2016 Chateau du Champs des Treilles Vin Passion (US$15): Bordeaux white blends (sauvignon blanc, semillon, muscadelle) are coming back into vogue. This one, with herbal aromas and rich citrus tastes, is from the organic estate of Corinne and Jean-Michel Comme, the technical director at esteemed Château Pontet-Canet.

2017 Anselmo Mendes Alvarinho Contacto (US$18): You can’t go wrong with any of the inexpensive whites from Anselmo Mendes, one of Vinho Verde’s flagship winemakers. Alvarinho is the Portuguese name for Spanish albarino, and this one is intensely fruity, but also has creamy texture and concentration.

2017 Masseria Li Veli Verdeca Askos (US$18): This stunning property is one of the top estates in Puglia, Italy, and the quality of wines at the value end is terrific. This one has noteworthy complexity for the price.

(From left) The 2017 Donnafugata Lighea, 2017 Jo Landron Muscadet Sèvre et Maine Sur Lie Les Houx, 2017 Masseria Li Veli Verdeca Askos, 2017 Yalumba The Y Series Viognier Eden Valley and 2017 Anselmo Mendes Alvarinho Contacto

2017 Donnafugata Lighea (US$19): Intense and mineral, this crisp, dry Sicilian white is made from Zibibbo grapes (also known as muscat of Alexandria) by a winery noted for good values. It’s ideal with baked pasta or oily fish.

2014 Compania de Vinos del Atlantico Gordo (US$14): A bold, spicy, opulent blend of monastrell and cabernet sauvignon, this fullbodied red comes from a backwater appellation in southeastern Spain. It’s earthy and slightly rustic, a wine for hearty winter stews.

2015 CVNE Vina Real Crianza Rioja (US$15): Basic, entry-level Riojas, labelled crianza, are often good values. This one, from CVNE’s Vina Real winery, is generous, pure, fruit-driven and robust, with amazing quality, considering that 900,000 bottles were made.

(From left) The 2015 CVNE Vina Real Crianza Rioja, 2015 Domaine le Couroulu Vacqueras Cuvee Classique, 2015 Suertes del Marques 7 Fuentes, 2015 Tenuta Tascante Nerello Mascalese Ghiaia Nera and 2014 Compania de Vinos del Atlantico Gordo

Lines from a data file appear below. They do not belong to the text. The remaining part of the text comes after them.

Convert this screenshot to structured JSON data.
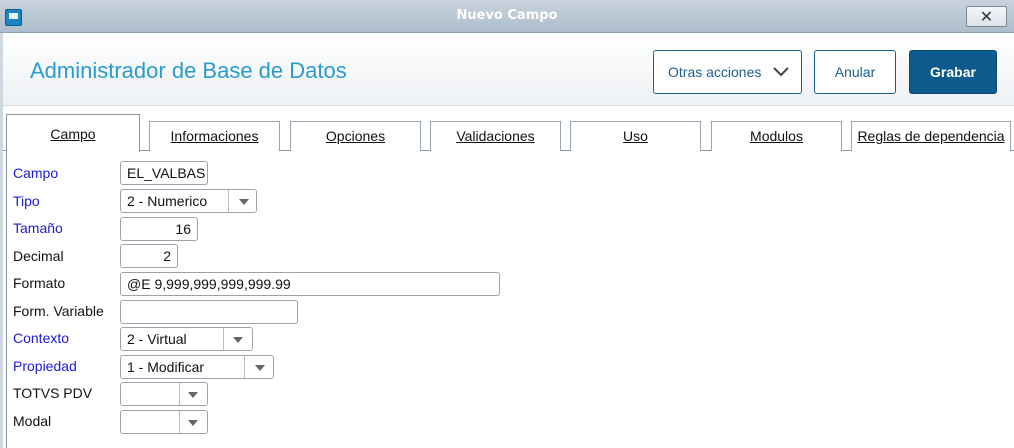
{
  "window": {
    "title": "Nuevo Campo",
    "close_icon": "close-icon",
    "app_icon": "app-window-icon"
  },
  "header": {
    "title": "Administrador de Base de Datos",
    "more_actions_label": "Otras acciones",
    "cancel_label": "Anular",
    "save_label": "Grabar",
    "colors": {
      "title": "#2a9bd0",
      "primary_button": "#0d5a8c",
      "outline": "#1e5f8e"
    }
  },
  "tabs": [
    {
      "label": "Campo",
      "active": true
    },
    {
      "label": "Informaciones",
      "active": false
    },
    {
      "label": "Opciones",
      "active": false
    },
    {
      "label": "Validaciones",
      "active": false
    },
    {
      "label": "Uso",
      "active": false
    },
    {
      "label": "Modulos",
      "active": false
    },
    {
      "label": "Reglas de dependencia",
      "active": false
    }
  ],
  "form": {
    "campo": {
      "label": "Campo",
      "value": "EL_VALBAS"
    },
    "tipo": {
      "label": "Tipo",
      "value": "2 - Numerico"
    },
    "tamano": {
      "label": "Tamaño",
      "value": "16"
    },
    "decimal": {
      "label": "Decimal",
      "value": "2"
    },
    "formato": {
      "label": "Formato",
      "value": "@E 9,999,999,999,999.99"
    },
    "form_variable": {
      "label": "Form. Variable",
      "value": ""
    },
    "contexto": {
      "label": "Contexto",
      "value": "2 - Virtual"
    },
    "propiedad": {
      "label": "Propiedad",
      "value": "1 - Modificar"
    },
    "totvs_pdv": {
      "label": "TOTVS PDV",
      "value": ""
    },
    "modal": {
      "label": "Modal",
      "value": ""
    }
  },
  "colors": {
    "required_label": "#1a1ad4",
    "label": "#111111"
  }
}
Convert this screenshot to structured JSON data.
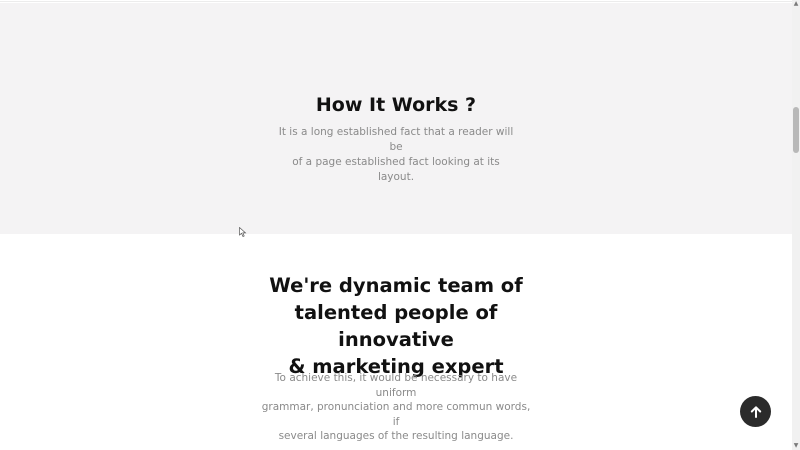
{
  "how_it_works": {
    "title": "How It Works ?",
    "description_line1": "It is a long established fact that a reader will be",
    "description_line2": "of a page established fact looking at its layout."
  },
  "team": {
    "title_line1": "We're dynamic team of",
    "title_line2": "talented people of innovative",
    "title_line3": "& marketing expert",
    "description_line1": "To achieve this, it would be necessary to have uniform",
    "description_line2": "grammar, pronunciation and more commun words, if",
    "description_line3": "several languages of the resulting language."
  },
  "back_to_top": {
    "icon": "arrow-up-icon",
    "color": "#2b2b2b"
  },
  "colors": {
    "section_bg": "#f4f3f4",
    "heading": "#111111",
    "body_text": "#8a8a8a"
  }
}
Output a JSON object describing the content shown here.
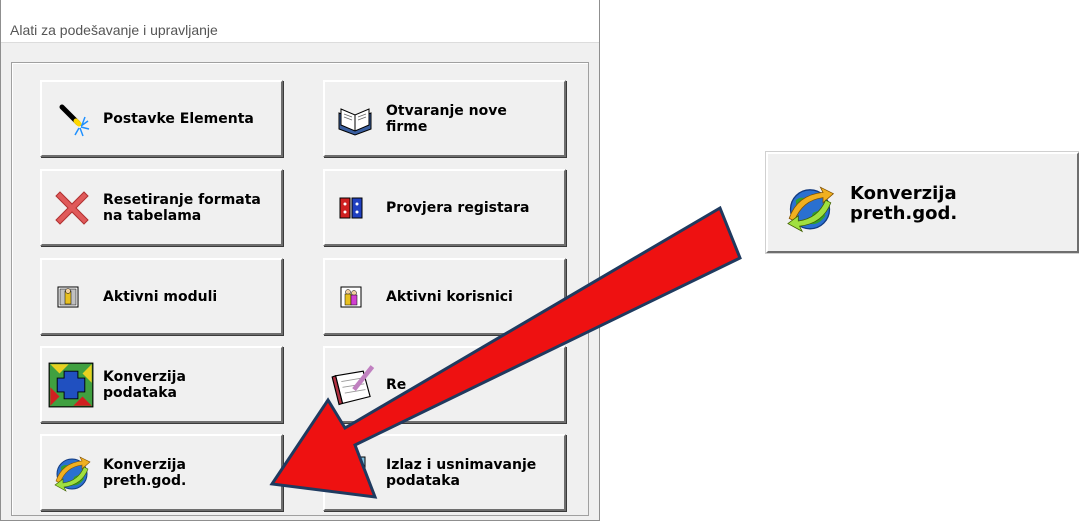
{
  "window": {
    "title": "Alati za podešavanje i upravljanje"
  },
  "buttons": [
    {
      "id": "postavke",
      "label": "Postavke Elementa",
      "icon": "magic-wand-icon"
    },
    {
      "id": "otvaranje",
      "label": "Otvaranje nove\nfirme",
      "icon": "book-icon"
    },
    {
      "id": "resetiranje",
      "label": "Resetiranje formata\nna tabelama",
      "icon": "red-x-icon"
    },
    {
      "id": "provjera",
      "label": "Provjera registara",
      "icon": "binders-icon"
    },
    {
      "id": "moduli",
      "label": "Aktivni moduli",
      "icon": "module-icon"
    },
    {
      "id": "korisnici",
      "label": "Aktivni korisnici",
      "icon": "users-icon"
    },
    {
      "id": "konverzija_podataka",
      "label": "Konverzija\npodataka",
      "icon": "convert-arrows-icon"
    },
    {
      "id": "re",
      "label": "Re",
      "icon": "notebook-pen-icon"
    },
    {
      "id": "konverzija_preth",
      "label": "Konverzija\npreth.god.",
      "icon": "globe-arrows-icon"
    },
    {
      "id": "izlaz",
      "label": "Izlaz i usnimavanje\npodataka",
      "icon": "exit-door-icon"
    }
  ],
  "zoom_callout": {
    "label": "Konverzija\npreth.god.",
    "icon": "globe-arrows-icon"
  },
  "colors": {
    "arrow_fill": "#ee1111",
    "arrow_outline": "#1f3a5f",
    "window_bg": "#f0f0f0"
  }
}
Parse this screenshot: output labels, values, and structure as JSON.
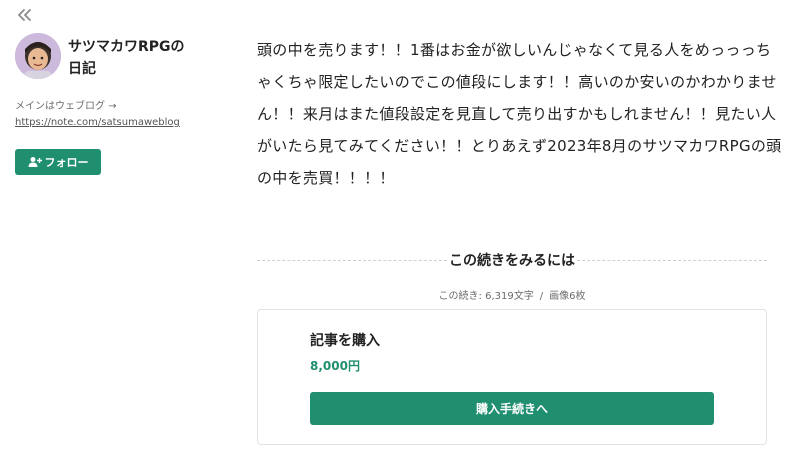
{
  "nav": {
    "collapse_icon": "double-chevron-left-icon"
  },
  "profile": {
    "name_line1": "サツマカワRPGの",
    "name_line2": "日記",
    "sub_note": "メインはウェブログ →",
    "sub_link": "https://note.com/satsumaweblog",
    "follow_label": "フォロー",
    "follow_icon": "user-plus-icon"
  },
  "article": {
    "body": "頭の中を売ります！！1番はお金が欲しいんじゃなくて見る人をめっっっちゃくちゃ限定したいのでこの値段にします！！高いのか安いのかわかりません！！来月はまた値段設定を見直して売り出すかもしれません！！見たい人がいたら見てみてください！！とりあえず2023年8月のサツマカワRPGの頭の中を売買！！！！"
  },
  "paywall": {
    "heading": "この続きをみるには",
    "remaining": "この続き: 6,319文字",
    "separator": "/",
    "images": "画像6枚",
    "card_title": "記事を購入",
    "price": "8,000円",
    "buy_label": "購入手続きへ"
  },
  "colors": {
    "accent": "#1f8f6f",
    "border": "#e2e2e2",
    "text": "#222222"
  }
}
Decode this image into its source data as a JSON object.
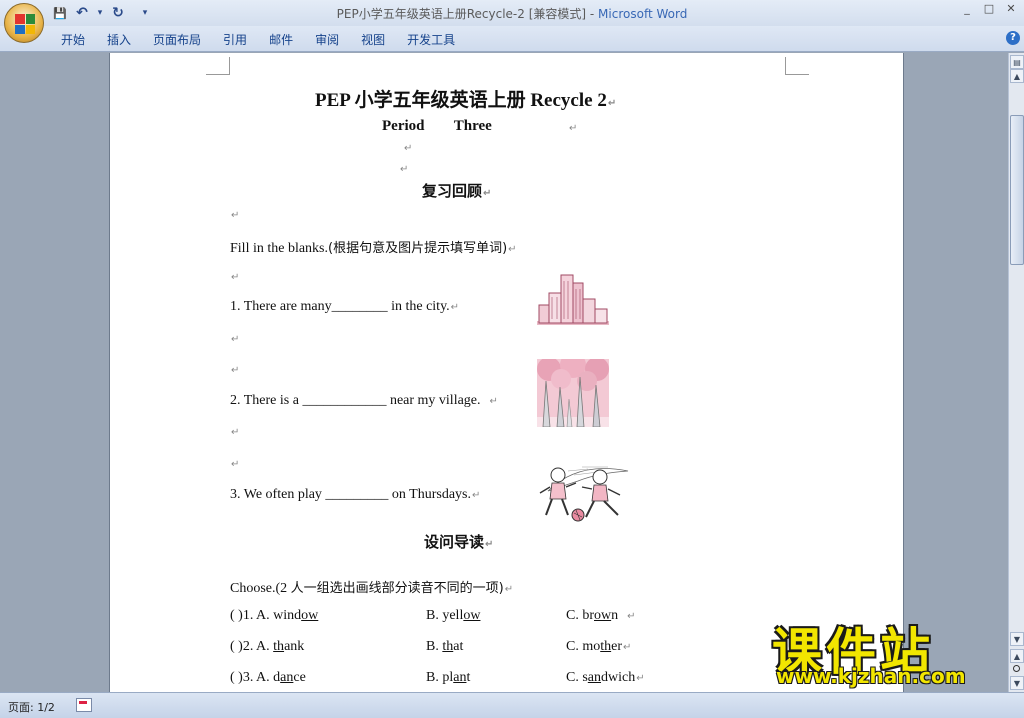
{
  "window": {
    "doc_title": "PEP小学五年级英语上册Recycle-2 [兼容模式]",
    "separator": " - ",
    "app_name": "Microsoft Word",
    "controls": [
      "_",
      "□",
      "✕"
    ]
  },
  "qat": {
    "save": "💾",
    "undo": "↶",
    "undo_dd": "▾",
    "redo": "↻",
    "customize": "▾"
  },
  "ribbon": {
    "tabs": [
      "开始",
      "插入",
      "页面布局",
      "引用",
      "邮件",
      "审阅",
      "视图",
      "开发工具"
    ],
    "help": "?"
  },
  "document": {
    "mark": "↵",
    "title": "PEP 小学五年级英语上册 Recycle 2",
    "period_label": "Period",
    "period_value": "Three",
    "section1": "复习回顾",
    "instruction1_en": "Fill in the blanks.",
    "instruction1_cn": "(根据句意及图片提示填写单词)",
    "q1": "1. There are many________ in the city.",
    "q2": "2. There is a ____________ near my village.",
    "q3": "3. We often play _________ on Thursdays.",
    "section2": "设问导读",
    "instruction2_en": "Choose.(2 ",
    "instruction2_cn": "人一组选出画线部分读音不同的一项)",
    "choices": [
      {
        "num": "(        )1. A. ",
        "a_pre": "wind",
        "a_u": "ow",
        "a_post": "",
        "b_pre": "B. yell",
        "b_u": "ow",
        "b_post": "",
        "c_pre": "C. br",
        "c_u": "ow",
        "c_post": "n"
      },
      {
        "num": "(        )2. A. ",
        "a_pre": "",
        "a_u": "th",
        "a_post": "ank",
        "b_pre": "B. ",
        "b_u": "th",
        "b_post": "at",
        "c_pre": "C. mo",
        "c_u": "th",
        "c_post": "er"
      },
      {
        "num": "(        )3. A. ",
        "a_pre": "d",
        "a_u": "an",
        "a_post": "ce",
        "b_pre": "B. pl",
        "b_u": "an",
        "b_post": "t",
        "c_pre": "C. s",
        "c_u": "an",
        "c_post": "dwich"
      }
    ]
  },
  "status": {
    "page": "页面: 1/2"
  },
  "watermark": {
    "name": "课件站",
    "url": "www.kjzhan.com"
  },
  "colors": {
    "accent": "#3868b5",
    "tab_text": "#15428b",
    "watermark": "#f2e600"
  }
}
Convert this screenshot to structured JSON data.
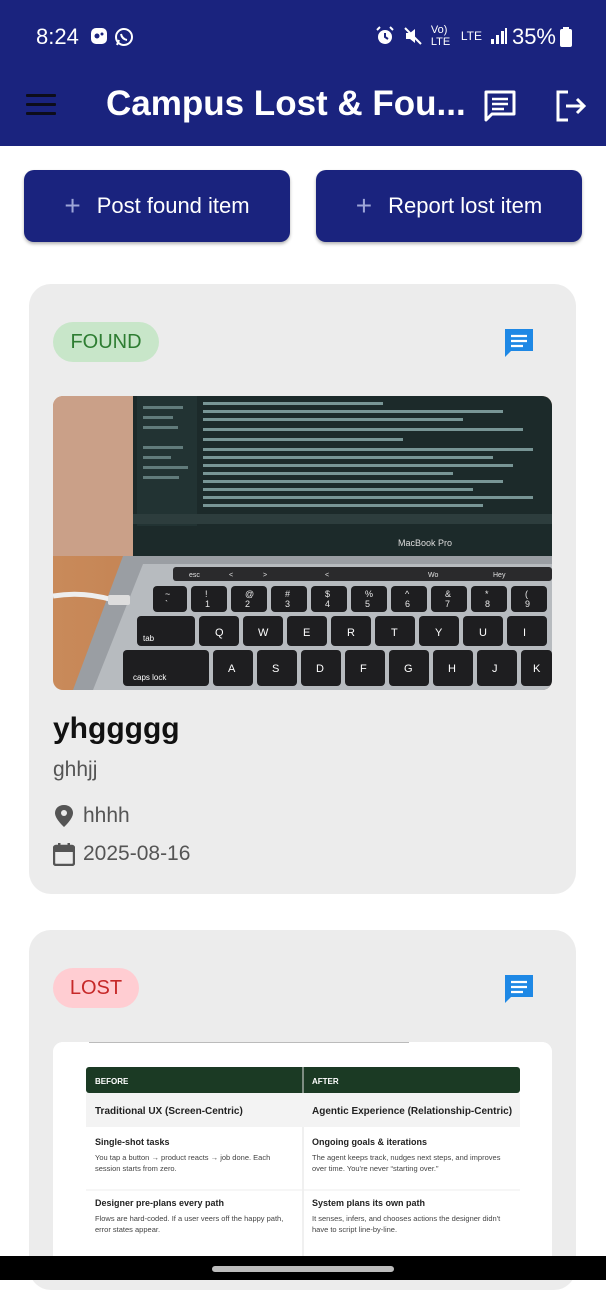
{
  "status_bar": {
    "time": "8:24",
    "network_label": "Vo) LTE",
    "lte_label": "LTE",
    "battery": "35%"
  },
  "app_bar": {
    "title": "Campus Lost & Fou...",
    "icons": [
      "menu-icon",
      "chat-icon",
      "logout-icon"
    ]
  },
  "actions": {
    "post_found": "Post found item",
    "report_lost": "Report lost item"
  },
  "items": [
    {
      "status": "FOUND",
      "status_color": "#2e7d32",
      "status_bg": "#c8e6c9",
      "title": "yhggggg",
      "description": "ghhjj",
      "location": "hhhh",
      "date": "2025-08-16",
      "photo_text": {
        "brand": "MacBook Pro",
        "keys_row1": [
          "esc",
          "<",
          ">",
          "<",
          "Wo",
          "Hey"
        ],
        "keys_row2": [
          "~",
          "!",
          "@",
          "#",
          "$",
          "%",
          "^",
          "&",
          "*",
          "("
        ],
        "keys_row2b": [
          "`",
          "1",
          "2",
          "3",
          "4",
          "5",
          "6",
          "7",
          "8",
          "9"
        ],
        "keys_row3": [
          "tab",
          "Q",
          "W",
          "E",
          "R",
          "T",
          "Y",
          "U",
          "I"
        ],
        "keys_row4": [
          "caps lock",
          "A",
          "S",
          "D",
          "F",
          "G",
          "H",
          "J",
          "K"
        ]
      }
    },
    {
      "status": "LOST",
      "status_color": "#c62828",
      "status_bg": "#ffcdd2",
      "photo_text": {
        "col1_header": "BEFORE",
        "col2_header": "AFTER",
        "col1_title": "Traditional UX (Screen-Centric)",
        "col2_title": "Agentic Experience (Relationship-Centric)",
        "r1_c1_title": "Single-shot tasks",
        "r1_c1_body": "You tap a button → product reacts → job done. Each session starts from zero.",
        "r1_c2_title": "Ongoing goals & iterations",
        "r1_c2_body": "The agent keeps track, nudges next steps, and improves over time. You're never “starting over.”",
        "r2_c1_title": "Designer pre-plans every path",
        "r2_c1_body": "Flows are hard-coded. If a user veers off the happy path, error states appear.",
        "r2_c2_title": "System plans its own path",
        "r2_c2_body": "It senses, infers, and chooses actions the designer didn't have to script line-by-line."
      }
    }
  ]
}
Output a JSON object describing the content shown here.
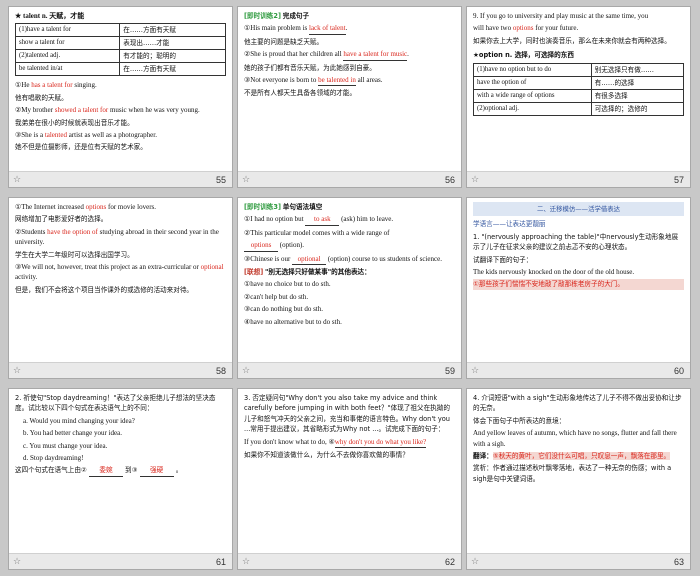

2017 Filipa Pato Bairrada Tinto FP Baga (US$16): The daughter of a legendary Portuguese winemaker, Filipa Pato works with her restaurateur husband to create wines from indigenous Portuguese grapes. This is a light red, from the Baga grape, that tastes like a cross between gamay and pinot noir.

2017 GD Vajra Dolcetto d’Alba (US$17): This family estate in Barolo country adheres to oldstyle winemaking. All their wines are top values, especially the inexpensive, hearty, frequently overlooked Dolcetto, which is loaded with plummy fruit.

2015 Suertes del Marques 7 Fuentes (US$18): The Canary Islands are a hotbed of fascinating volcanic wines, and this fresh, spicy, entry-level red from listan negro grapes is a textbook example. The winery helped put the region on the world wine map.

2017 Guimaro Mencia (US$18): This lushly fruity, lightly spicy red from steep vineyards in Spain’s Ribeira Sacra is all about drink-me-now pleasure. Think of the mencia grape as the pinot noir of Spain.

(From left) The 2017 Guimaro Mencia, 2014 Bebame Red, 2017 GD Vajra Dolcetto d’Alba, 2017 Filipa Pato Bairrada Tinto FP Baga and 2016 Momo Pinot Noir

2015 Tenuta Tascante Nerello Mascalese Ghiaia Nera (US$18): Most Mount Etna reds have bigger price tags than this value from Tascante, one of several estates in Sicily owned by the Tasca d’Almerita family. Elegant and cherryish, it’s bright and easy drinking and an alternative to Oregon pinot noir.

2014 Bebame Red (US$19): The name means drink me, and this Cabernet franc blend from El Dorado County in the Sierra Foothills is deliciously gulpable. It has Loire Valley style crossed with ripe California fruitiness.

2016 Momo Pinot Noir (US$20): This New Zealand red from a top organic estate in Marlborough has silky, stylish charm and real pinot noir character for a bargain price. Don’t expect complexity, but it is veganfriendly.

2015 Domaine le Couroulu Vacqueras Cuvee Classique (US$20): Spicy and robust, this stellar Rhône blend is a serious red meat wine, with the savoury wild herbs and green olive character of reds from Vaqueyras, a village between Gigondas and Châteauneuf du Pape. — Bloomberg